Records for the exercise =>

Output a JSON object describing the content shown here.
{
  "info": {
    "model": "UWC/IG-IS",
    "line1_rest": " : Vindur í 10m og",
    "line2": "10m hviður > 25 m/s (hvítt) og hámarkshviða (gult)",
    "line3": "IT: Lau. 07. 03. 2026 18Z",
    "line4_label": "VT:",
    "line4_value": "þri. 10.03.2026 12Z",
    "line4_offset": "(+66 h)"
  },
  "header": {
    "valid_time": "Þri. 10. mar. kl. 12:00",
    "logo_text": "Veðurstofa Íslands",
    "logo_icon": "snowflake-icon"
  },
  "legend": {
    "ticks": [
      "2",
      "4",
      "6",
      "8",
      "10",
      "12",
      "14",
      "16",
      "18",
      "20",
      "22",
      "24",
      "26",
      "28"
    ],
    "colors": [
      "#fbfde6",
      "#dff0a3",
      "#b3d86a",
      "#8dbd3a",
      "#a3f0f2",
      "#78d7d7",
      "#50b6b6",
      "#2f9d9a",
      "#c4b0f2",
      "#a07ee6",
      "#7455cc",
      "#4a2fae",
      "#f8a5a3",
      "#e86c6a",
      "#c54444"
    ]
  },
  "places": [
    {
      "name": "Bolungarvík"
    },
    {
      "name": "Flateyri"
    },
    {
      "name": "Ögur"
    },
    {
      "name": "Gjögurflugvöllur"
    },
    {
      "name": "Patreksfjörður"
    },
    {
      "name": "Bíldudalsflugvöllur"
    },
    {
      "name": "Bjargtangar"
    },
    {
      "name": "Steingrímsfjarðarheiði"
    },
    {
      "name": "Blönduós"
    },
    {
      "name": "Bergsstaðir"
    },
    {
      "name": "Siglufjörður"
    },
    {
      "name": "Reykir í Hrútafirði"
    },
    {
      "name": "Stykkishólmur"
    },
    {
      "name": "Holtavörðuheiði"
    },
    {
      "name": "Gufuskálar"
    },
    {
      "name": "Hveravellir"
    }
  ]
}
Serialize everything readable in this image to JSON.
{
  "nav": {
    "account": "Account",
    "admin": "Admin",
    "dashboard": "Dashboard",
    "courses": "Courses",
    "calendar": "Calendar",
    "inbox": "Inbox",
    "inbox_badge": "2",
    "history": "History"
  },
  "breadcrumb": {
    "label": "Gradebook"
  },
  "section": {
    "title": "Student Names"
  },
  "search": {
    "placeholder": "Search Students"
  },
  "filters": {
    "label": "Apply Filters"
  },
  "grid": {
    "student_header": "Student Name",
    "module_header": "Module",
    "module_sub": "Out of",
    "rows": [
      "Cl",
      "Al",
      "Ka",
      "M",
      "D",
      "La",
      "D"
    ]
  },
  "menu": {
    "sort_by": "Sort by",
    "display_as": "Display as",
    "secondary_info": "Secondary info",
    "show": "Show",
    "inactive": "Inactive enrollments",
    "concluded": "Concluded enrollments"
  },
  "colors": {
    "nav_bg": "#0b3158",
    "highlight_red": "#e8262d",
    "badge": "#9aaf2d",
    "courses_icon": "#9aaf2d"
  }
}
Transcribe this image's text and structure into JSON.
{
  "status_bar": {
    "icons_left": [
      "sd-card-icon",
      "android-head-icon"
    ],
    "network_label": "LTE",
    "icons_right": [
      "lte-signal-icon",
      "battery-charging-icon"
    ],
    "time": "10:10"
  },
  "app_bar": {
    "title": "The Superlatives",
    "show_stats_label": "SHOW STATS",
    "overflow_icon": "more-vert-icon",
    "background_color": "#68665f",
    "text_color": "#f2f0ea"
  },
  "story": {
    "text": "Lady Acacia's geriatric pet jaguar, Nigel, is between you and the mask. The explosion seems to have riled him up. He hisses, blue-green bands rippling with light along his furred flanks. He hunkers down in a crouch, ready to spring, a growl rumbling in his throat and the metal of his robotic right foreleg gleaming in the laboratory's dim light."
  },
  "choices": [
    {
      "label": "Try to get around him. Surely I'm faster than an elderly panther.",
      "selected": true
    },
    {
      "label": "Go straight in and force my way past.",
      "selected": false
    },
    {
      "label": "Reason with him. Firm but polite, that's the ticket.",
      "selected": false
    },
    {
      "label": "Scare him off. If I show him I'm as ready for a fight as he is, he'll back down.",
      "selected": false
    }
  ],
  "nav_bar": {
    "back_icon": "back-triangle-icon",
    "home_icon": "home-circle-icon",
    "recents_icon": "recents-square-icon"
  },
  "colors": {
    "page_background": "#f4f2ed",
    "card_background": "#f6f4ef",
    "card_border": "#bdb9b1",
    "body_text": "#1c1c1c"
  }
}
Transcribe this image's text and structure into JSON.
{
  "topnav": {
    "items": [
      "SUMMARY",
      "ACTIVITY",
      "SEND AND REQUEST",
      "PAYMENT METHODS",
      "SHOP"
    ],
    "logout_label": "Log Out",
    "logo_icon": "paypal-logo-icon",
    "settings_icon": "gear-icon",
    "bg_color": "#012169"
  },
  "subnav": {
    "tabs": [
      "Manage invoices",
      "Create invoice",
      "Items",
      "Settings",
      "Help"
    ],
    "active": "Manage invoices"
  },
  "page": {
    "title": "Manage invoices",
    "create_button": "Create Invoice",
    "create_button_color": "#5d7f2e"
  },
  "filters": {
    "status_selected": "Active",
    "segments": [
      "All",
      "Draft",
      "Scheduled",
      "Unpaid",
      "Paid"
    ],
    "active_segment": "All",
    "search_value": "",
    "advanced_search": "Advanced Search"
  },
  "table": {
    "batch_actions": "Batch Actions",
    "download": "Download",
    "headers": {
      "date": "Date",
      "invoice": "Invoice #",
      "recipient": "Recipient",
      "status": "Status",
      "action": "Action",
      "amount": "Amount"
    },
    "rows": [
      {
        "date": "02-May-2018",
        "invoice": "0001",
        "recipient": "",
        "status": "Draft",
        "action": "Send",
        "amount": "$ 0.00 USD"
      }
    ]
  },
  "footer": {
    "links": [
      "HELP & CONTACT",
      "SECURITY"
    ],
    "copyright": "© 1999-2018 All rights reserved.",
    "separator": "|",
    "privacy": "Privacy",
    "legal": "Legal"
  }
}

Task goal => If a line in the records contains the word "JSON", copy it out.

Answer space =>
Output a JSON object describing the content shown here.
Serialize everything readable in this image to JSON.
Transcribe this image's text and structure into JSON.
Transcribe this image's text and structure into JSON.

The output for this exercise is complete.